Nintendo Switch Sports - Hands-On Preview
With thanks to Nintendo Australia, I recently made the trip down the highway to go hands-on with the upcoming Nintendo Switch Sports, playing a non-final build of the game, but trying out each of the 6 sports available in the launch package. Having tried out each of Badminton, Bowling, Tennis, Soccer, Volleyball, and Chambara, I’m pleased to report that the feeling we all had for years beginning in 2006 when we went hand-on with Wii Sports is wonderfully emulated in Nintendo Switch Sports. Grandma and Grandpa might be a decade older, but wheel them out to try this one, it’s going to be a blast.
Volleyball was the first sport I tried, and the first of the new faces coming to Nintendo Switch Sports. After a quick tutorial which highlights how to dig, set, spike, and block, you’re into the action. In this preview experience I was playing alongside one of my fantastic local PR representatives in a doubles game as we chased victory in a first to 5 contest.

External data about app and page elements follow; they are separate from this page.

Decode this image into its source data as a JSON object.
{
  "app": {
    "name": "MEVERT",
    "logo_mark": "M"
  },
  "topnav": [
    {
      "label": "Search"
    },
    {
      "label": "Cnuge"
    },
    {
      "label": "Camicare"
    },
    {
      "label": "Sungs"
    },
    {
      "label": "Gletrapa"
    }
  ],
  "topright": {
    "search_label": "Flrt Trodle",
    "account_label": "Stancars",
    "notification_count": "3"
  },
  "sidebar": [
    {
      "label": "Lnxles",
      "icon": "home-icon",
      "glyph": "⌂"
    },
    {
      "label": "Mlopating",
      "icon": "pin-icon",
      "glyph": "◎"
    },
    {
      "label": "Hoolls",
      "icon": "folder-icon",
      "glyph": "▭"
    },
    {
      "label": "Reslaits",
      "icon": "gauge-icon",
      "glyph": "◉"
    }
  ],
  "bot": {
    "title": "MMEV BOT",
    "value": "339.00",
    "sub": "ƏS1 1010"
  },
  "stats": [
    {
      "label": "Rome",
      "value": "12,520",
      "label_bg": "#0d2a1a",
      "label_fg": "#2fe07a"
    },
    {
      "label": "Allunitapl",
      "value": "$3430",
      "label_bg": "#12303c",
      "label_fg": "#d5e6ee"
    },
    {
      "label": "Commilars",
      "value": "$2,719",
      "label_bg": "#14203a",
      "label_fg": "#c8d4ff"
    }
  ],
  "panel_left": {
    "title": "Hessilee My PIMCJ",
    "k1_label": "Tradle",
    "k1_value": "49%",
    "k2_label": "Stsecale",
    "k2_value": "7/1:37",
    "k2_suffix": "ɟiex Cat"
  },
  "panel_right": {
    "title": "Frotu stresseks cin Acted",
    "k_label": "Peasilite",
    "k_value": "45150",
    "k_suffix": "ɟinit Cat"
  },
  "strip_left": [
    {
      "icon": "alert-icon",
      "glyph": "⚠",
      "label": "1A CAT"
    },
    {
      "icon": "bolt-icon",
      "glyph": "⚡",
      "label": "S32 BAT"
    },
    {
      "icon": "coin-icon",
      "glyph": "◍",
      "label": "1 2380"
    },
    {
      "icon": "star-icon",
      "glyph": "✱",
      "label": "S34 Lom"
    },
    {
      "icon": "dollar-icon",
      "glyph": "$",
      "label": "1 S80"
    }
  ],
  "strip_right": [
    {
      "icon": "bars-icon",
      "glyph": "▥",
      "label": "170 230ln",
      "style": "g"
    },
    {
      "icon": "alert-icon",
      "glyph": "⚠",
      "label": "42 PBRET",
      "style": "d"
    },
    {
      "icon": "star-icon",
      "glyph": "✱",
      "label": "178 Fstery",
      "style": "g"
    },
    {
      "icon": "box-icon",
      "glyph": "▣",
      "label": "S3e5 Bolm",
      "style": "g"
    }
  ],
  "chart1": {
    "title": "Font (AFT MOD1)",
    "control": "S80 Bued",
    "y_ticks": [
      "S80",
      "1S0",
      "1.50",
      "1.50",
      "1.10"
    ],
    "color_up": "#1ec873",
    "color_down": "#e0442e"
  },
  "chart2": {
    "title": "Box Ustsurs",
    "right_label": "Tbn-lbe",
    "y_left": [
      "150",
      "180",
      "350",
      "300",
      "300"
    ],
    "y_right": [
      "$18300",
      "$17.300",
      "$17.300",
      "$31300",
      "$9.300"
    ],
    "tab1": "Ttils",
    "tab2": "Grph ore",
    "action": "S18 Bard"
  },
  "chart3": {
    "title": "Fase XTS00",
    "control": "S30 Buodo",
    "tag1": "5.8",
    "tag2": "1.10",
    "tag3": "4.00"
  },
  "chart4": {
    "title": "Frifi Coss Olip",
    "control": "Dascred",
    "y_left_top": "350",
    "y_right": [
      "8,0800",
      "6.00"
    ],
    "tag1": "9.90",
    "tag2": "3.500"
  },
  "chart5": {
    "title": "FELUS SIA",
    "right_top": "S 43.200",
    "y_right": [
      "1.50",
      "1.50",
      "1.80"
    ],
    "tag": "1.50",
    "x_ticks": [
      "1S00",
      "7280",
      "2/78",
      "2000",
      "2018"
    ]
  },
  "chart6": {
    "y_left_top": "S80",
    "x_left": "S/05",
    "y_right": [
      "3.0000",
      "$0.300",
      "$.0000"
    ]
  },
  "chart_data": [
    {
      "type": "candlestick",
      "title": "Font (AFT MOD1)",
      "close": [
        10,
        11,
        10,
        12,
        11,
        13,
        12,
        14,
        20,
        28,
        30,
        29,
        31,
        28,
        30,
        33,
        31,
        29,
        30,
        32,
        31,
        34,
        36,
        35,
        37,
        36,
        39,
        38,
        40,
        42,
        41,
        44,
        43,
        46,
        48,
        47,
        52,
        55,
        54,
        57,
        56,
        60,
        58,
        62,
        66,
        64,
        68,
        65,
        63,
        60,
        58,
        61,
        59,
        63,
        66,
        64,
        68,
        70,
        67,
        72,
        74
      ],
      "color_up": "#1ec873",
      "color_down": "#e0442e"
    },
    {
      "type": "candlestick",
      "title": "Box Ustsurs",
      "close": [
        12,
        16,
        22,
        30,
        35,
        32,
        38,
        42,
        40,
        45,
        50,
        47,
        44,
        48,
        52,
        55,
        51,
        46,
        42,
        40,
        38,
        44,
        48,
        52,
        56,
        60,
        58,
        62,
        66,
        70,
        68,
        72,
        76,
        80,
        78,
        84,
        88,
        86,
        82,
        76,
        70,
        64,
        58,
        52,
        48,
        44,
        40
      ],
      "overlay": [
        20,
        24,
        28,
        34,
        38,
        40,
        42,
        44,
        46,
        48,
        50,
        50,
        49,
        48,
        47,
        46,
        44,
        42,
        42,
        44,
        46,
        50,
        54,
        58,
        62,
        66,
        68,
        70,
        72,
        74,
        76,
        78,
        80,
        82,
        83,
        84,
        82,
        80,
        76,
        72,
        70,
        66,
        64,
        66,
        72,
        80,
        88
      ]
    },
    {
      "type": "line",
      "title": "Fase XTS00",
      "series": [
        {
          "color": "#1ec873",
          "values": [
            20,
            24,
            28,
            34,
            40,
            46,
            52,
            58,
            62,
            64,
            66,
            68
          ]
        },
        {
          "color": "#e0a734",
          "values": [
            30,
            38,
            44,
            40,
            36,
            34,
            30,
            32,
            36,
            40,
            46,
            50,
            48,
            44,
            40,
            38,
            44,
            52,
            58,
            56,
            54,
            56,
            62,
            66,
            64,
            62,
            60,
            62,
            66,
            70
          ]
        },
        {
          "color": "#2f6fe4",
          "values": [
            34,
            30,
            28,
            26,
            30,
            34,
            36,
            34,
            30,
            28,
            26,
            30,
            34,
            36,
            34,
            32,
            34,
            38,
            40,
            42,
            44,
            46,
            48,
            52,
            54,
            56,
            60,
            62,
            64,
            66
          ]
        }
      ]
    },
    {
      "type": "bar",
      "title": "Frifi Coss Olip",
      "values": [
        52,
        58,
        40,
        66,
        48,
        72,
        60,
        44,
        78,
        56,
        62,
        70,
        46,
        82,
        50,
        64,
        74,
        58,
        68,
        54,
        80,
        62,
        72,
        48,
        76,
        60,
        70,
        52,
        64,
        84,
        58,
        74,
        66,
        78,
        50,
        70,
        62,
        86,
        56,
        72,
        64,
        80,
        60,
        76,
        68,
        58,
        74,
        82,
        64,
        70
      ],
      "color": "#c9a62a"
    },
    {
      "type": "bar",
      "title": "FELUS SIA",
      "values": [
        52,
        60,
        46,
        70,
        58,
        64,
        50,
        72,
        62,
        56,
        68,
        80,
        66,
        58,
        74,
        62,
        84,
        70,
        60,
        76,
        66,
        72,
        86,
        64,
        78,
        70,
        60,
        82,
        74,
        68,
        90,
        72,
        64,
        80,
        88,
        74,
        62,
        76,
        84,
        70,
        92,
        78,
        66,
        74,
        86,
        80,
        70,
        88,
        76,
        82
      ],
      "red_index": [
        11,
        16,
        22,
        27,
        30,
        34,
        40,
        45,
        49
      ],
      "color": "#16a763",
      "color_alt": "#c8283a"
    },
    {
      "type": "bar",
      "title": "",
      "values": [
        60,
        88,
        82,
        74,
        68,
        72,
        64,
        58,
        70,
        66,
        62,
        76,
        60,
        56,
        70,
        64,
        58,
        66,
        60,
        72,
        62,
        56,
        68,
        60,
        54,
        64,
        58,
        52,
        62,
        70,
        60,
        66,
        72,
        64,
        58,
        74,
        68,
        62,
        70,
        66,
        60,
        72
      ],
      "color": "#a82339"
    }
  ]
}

Timing is the real key in this sport, from the obvious spikes to land them in tight corners, to setting the ball with the right elevation to allow a team-mate to spike it, even the initial digs or blocks to ensure you deflect the ball back into your oppositions side of the court rather than have it skew off and go out of bounds off your hands. Though I only had a few minutes with the sport, I quickly learned the in-game cues for when to act, except for blocking – all credit goes to the opposition there who consistently fooled me with their own timing.
Badminton is a more straightforward affair, one-on-one, single joy con play, but it’s not simple swatting the shuttlecock over the net until someone mistimes it. Like Volleyball, timing is important, but so is the use of defter touch or even heavy handed blows. Using the ZL or ZR triggers players can activate a slower drop shot, one that lures your opponent in. Maybe you’ve forced your opponent back with heavier blows and that drop shot catches them off guard and they can’t get into the net in time to reach the shuttle, or perhaps you’ve lured them close to then lob the shuttle over their head. The tactical opportunities are plentiful and the controllers keep up well with your intentions.
One of the Wii Sports staples, Bowling returns and is much the same as you remember it. You will have access to the standard high-score chasing mode, but you can also play competitively. Bowling supports one or more joy con as you can each take turns, or be in your own bowling lane, constantly taking your shots. The Obstacle challenges are again present, though it remains to be seen whether or not the 91-pin strike with the hidden button at the back of the wall will again be possible.
Soccer is one of the most interesting additions because the core Soccer modes see players using hand-based controls to kick or head the ball. Obviously the natural feeling is gone, but players can impose slicing movement upon the ball as they run around the playing space. Soccer is the most “traditional video-game” of all the options in Nintendo Switch Sports thanks to the need to use the analogue stick to adjust the camera and a trigger for (stamina dependent) sprinting. Despite the unnatural feeling it’s still a lot of fun to play. Supporting that is a penalty shoot-out mode where players equip themselves with the leg-strap attachment and can actually partake in the shoot-out in a more natural way. It’s all about timing, not power, as you take shots at goal, and at the higher difficulty levels with a smaller and smaller target to aim at. This mode feels the part more-so than the core options, but Nintendo claims to be adding leg-strap support to those modes in a few months.
Chambara, despite being a returning sport feels new thanks to a few new fighting options including twin-swords! The strategies utilized previously return, but the momentum of a match can shift faster than ever off the back of one successful block. Players can charge attacks to unleash a lethal flurry that shifts the tide of battle, but it’s never over, considered play, effective blocking and smart strokes guarantee that you always have a chance to win. Keeping your composure on the other hand when backed into a corner is going to be the greatest challenge facing players in this one, but it’s no doubt going to be a blast to play.
Tennis is perhaps the most by-the-numbers mode in Nintendo Switch Sports, with very little having changed to the original iteration in 2006. The mode supports single, 3, and 5 game matches, and feels exactly as it once did. The precision is there, the tension, the ability to throw the game into chaos with a swift strike from your up-close CPU clone.
What was most noticeable about all of the sports is the enjoyment (and increased likelihood of success) derived from properly immersing yourself in the experience. The impact of swinging your arm (or leg) properly as if you were playing the real sport, as opposed to simply following the on-screen visual prompts is immediately noticeable. The game is responsive to subtle movements in your wrist as you try to slice the ball in tennis, or the arc of your leg in you soccer kicking action. Online play will also be available at launch. Players can also customise their own characters, who all look very nice and modern, or even, in a retro throwback, outfit a Mii for play.
There’s a lot to like about Nintendo Switch Sports, and a new audience, both young and old who are likely to fall in love with this upcoming title. The support post-launch is promising (Golf will be added later this year), and so players should have plenty to enjoy at, and well beyond, the April 29th release date.